--- THE DATA Enclosed Below ---
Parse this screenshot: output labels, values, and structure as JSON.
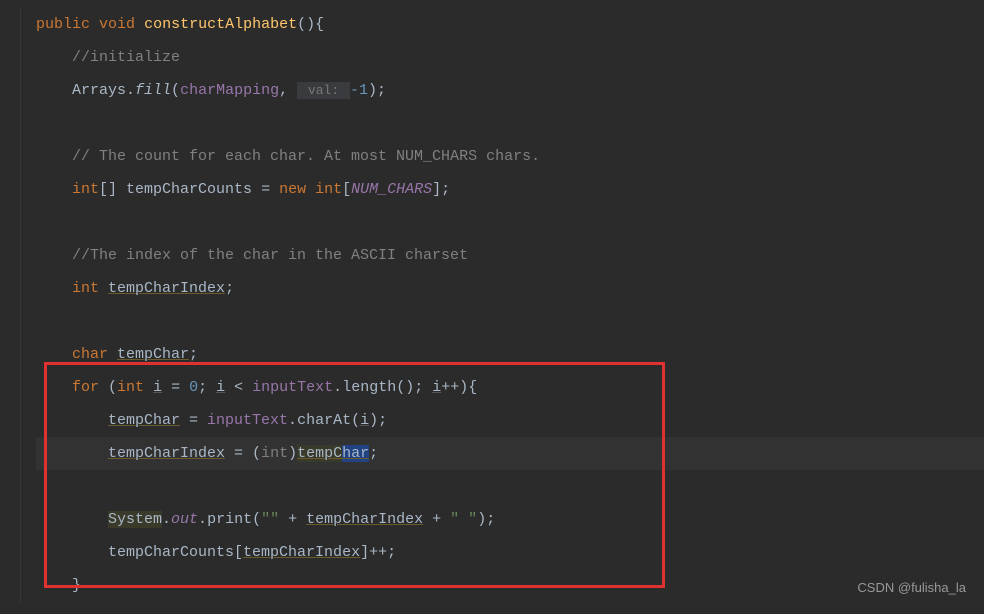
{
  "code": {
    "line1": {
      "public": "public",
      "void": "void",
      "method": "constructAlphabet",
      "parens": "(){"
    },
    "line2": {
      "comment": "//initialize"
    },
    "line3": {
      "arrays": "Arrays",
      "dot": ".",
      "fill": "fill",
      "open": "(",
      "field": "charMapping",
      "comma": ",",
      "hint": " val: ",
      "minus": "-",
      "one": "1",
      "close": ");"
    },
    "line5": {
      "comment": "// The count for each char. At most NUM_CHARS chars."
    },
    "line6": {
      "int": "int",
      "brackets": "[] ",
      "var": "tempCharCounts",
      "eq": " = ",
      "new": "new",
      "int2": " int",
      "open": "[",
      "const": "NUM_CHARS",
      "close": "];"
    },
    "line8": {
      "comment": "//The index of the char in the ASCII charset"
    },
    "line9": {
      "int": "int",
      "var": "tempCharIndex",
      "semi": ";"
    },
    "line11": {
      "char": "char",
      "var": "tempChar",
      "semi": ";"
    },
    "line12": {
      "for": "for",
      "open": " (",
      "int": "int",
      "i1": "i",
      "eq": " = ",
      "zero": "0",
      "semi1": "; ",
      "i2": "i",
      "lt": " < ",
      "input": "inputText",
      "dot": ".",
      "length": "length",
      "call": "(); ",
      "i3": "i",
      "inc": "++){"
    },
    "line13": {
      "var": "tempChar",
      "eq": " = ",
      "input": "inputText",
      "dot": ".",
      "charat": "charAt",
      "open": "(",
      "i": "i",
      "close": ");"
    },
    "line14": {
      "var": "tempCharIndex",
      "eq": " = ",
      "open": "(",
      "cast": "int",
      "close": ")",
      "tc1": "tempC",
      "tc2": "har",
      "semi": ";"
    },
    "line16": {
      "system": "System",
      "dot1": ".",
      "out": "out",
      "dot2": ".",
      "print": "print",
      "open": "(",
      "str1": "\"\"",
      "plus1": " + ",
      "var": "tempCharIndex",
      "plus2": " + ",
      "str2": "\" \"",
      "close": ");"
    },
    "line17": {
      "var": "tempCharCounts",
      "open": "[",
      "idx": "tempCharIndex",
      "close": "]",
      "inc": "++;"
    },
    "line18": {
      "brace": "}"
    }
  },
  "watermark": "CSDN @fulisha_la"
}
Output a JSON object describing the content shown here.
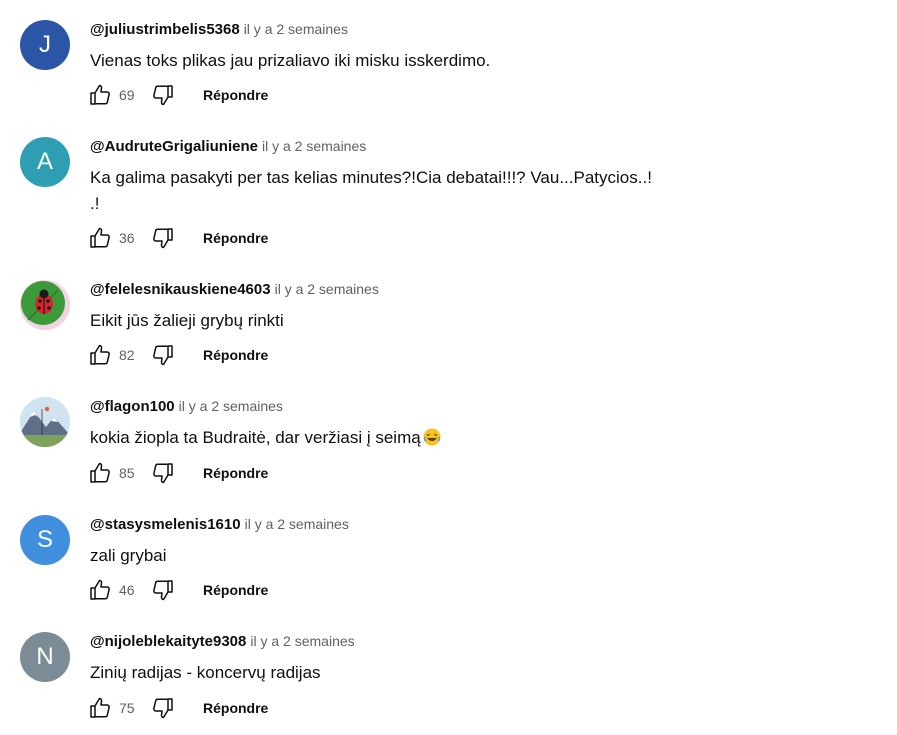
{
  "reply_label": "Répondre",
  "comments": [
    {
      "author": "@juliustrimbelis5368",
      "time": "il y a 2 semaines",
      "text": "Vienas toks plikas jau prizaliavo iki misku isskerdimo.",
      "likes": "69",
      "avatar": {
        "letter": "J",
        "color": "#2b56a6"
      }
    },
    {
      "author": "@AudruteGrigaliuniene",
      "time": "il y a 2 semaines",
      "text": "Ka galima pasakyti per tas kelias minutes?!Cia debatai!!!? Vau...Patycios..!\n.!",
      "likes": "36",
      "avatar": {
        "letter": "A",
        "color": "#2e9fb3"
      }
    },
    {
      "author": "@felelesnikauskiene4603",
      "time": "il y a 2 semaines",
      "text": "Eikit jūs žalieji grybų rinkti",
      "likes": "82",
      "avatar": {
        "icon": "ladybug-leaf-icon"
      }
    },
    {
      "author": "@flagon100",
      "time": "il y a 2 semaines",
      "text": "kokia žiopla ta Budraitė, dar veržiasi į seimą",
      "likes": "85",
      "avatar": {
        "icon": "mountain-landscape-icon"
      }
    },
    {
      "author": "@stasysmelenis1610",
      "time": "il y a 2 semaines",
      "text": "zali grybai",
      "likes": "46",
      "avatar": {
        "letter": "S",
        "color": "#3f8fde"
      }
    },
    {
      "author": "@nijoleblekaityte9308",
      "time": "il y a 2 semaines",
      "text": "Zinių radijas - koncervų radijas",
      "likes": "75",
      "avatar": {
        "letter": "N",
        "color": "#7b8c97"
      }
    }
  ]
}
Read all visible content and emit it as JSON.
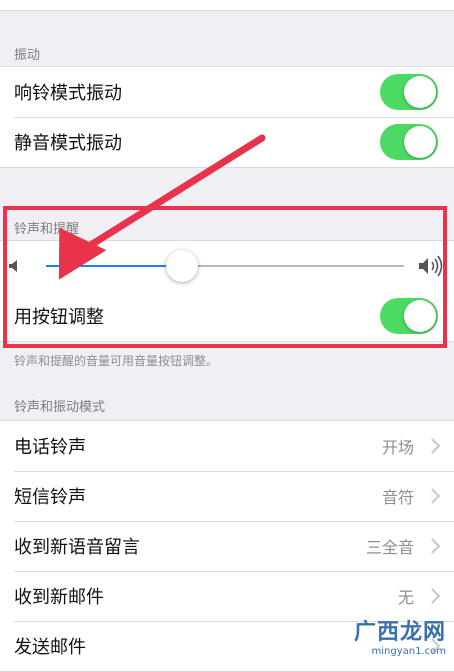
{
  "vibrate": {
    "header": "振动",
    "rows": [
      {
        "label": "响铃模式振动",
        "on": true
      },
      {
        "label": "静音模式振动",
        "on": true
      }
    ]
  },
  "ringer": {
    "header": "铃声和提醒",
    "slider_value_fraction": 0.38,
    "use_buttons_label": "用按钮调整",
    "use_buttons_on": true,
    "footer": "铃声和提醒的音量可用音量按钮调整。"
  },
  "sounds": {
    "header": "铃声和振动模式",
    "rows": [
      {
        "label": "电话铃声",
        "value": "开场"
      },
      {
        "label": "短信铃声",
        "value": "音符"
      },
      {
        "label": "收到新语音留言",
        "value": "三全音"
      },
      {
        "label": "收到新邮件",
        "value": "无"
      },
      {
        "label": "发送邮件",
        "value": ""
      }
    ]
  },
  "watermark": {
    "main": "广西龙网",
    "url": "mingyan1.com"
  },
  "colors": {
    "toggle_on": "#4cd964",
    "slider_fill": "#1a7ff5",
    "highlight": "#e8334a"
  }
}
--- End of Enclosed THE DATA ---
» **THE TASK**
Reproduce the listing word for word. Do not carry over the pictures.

» **RESULT BELOW**
Parse this screenshot: output labels, values, and structure as JSON.
{
  "code": {
    "line1": {
      "public": "public",
      "void": "void",
      "method": "constructAlphabet",
      "parens": "(){"
    },
    "line2": {
      "comment": "//initialize"
    },
    "line3": {
      "arrays": "Arrays",
      "dot": ".",
      "fill": "fill",
      "open": "(",
      "field": "charMapping",
      "comma": ",",
      "hint": " val: ",
      "minus": "-",
      "one": "1",
      "close": ");"
    },
    "line5": {
      "comment": "// The count for each char. At most NUM_CHARS chars."
    },
    "line6": {
      "int": "int",
      "brackets": "[] ",
      "var": "tempCharCounts",
      "eq": " = ",
      "new": "new",
      "int2": " int",
      "open": "[",
      "const": "NUM_CHARS",
      "close": "];"
    },
    "line8": {
      "comment": "//The index of the char in the ASCII charset"
    },
    "line9": {
      "int": "int",
      "var": "tempCharIndex",
      "semi": ";"
    },
    "line11": {
      "char": "char",
      "var": "tempChar",
      "semi": ";"
    },
    "line12": {
      "for": "for",
      "open": " (",
      "int": "int",
      "i1": "i",
      "eq": " = ",
      "zero": "0",
      "semi1": "; ",
      "i2": "i",
      "lt": " < ",
      "input": "inputText",
      "dot": ".",
      "length": "length",
      "call": "(); ",
      "i3": "i",
      "inc": "++){"
    },
    "line13": {
      "var": "tempChar",
      "eq": " = ",
      "input": "inputText",
      "dot": ".",
      "charat": "charAt",
      "open": "(",
      "i": "i",
      "close": ");"
    },
    "line14": {
      "var": "tempCharIndex",
      "eq": " = ",
      "open": "(",
      "cast": "int",
      "close": ")",
      "tc1": "tempC",
      "tc2": "har",
      "semi": ";"
    },
    "line16": {
      "system": "System",
      "dot1": ".",
      "out": "out",
      "dot2": ".",
      "print": "print",
      "open": "(",
      "str1": "\"\"",
      "plus1": " + ",
      "var": "tempCharIndex",
      "plus2": " + ",
      "str2": "\" \"",
      "close": ");"
    },
    "line17": {
      "var": "tempCharCounts",
      "open": "[",
      "idx": "tempCharIndex",
      "close": "]",
      "inc": "++;"
    },
    "line18": {
      "brace": "}"
    }
  },
  "watermark": "CSDN @fulisha_la"
}
Output a JSON object describing the content shown here.
{
  "reply_label": "Répondre",
  "comments": [
    {
      "author": "@juliustrimbelis5368",
      "time": "il y a 2 semaines",
      "text": "Vienas toks plikas jau prizaliavo iki misku isskerdimo.",
      "likes": "69",
      "avatar": {
        "letter": "J",
        "color": "#2b56a6"
      }
    },
    {
      "author": "@AudruteGrigaliuniene",
      "time": "il y a 2 semaines",
      "text": "Ka galima pasakyti per tas kelias minutes?!Cia debatai!!!? Vau...Patycios..!\n.!",
      "likes": "36",
      "avatar": {
        "letter": "A",
        "color": "#2e9fb3"
      }
    },
    {
      "author": "@felelesnikauskiene4603",
      "time": "il y a 2 semaines",
      "text": "Eikit jūs žalieji grybų rinkti",
      "likes": "82",
      "avatar": {
        "icon": "ladybug-leaf-icon"
      }
    },
    {
      "author": "@flagon100",
      "time": "il y a 2 semaines",
      "text": "kokia žiopla ta Budraitė, dar veržiasi į seimą",
      "likes": "85",
      "avatar": {
        "icon": "mountain-landscape-icon"
      }
    },
    {
      "author": "@stasysmelenis1610",
      "time": "il y a 2 semaines",
      "text": "zali grybai",
      "likes": "46",
      "avatar": {
        "letter": "S",
        "color": "#3f8fde"
      }
    },
    {
      "author": "@nijoleblekaityte9308",
      "time": "il y a 2 semaines",
      "text": "Zinių radijas - koncervų radijas",
      "likes": "75",
      "avatar": {
        "letter": "N",
        "color": "#7b8c97"
      }
    }
  ]
}
Read all visible content and emit it as JSON.
{
  "vibrate": {
    "header": "振动",
    "rows": [
      {
        "label": "响铃模式振动",
        "on": true
      },
      {
        "label": "静音模式振动",
        "on": true
      }
    ]
  },
  "ringer": {
    "header": "铃声和提醒",
    "slider_value_fraction": 0.38,
    "use_buttons_label": "用按钮调整",
    "use_buttons_on": true,
    "footer": "铃声和提醒的音量可用音量按钮调整。"
  },
  "sounds": {
    "header": "铃声和振动模式",
    "rows": [
      {
        "label": "电话铃声",
        "value": "开场"
      },
      {
        "label": "短信铃声",
        "value": "音符"
      },
      {
        "label": "收到新语音留言",
        "value": "三全音"
      },
      {
        "label": "收到新邮件",
        "value": "无"
      },
      {
        "label": "发送邮件",
        "value": ""
      }
    ]
  },
  "watermark": {
    "main": "广西龙网",
    "url": "mingyan1.com"
  },
  "colors": {
    "toggle_on": "#4cd964",
    "slider_fill": "#1a7ff5",
    "highlight": "#e8334a"
  }
}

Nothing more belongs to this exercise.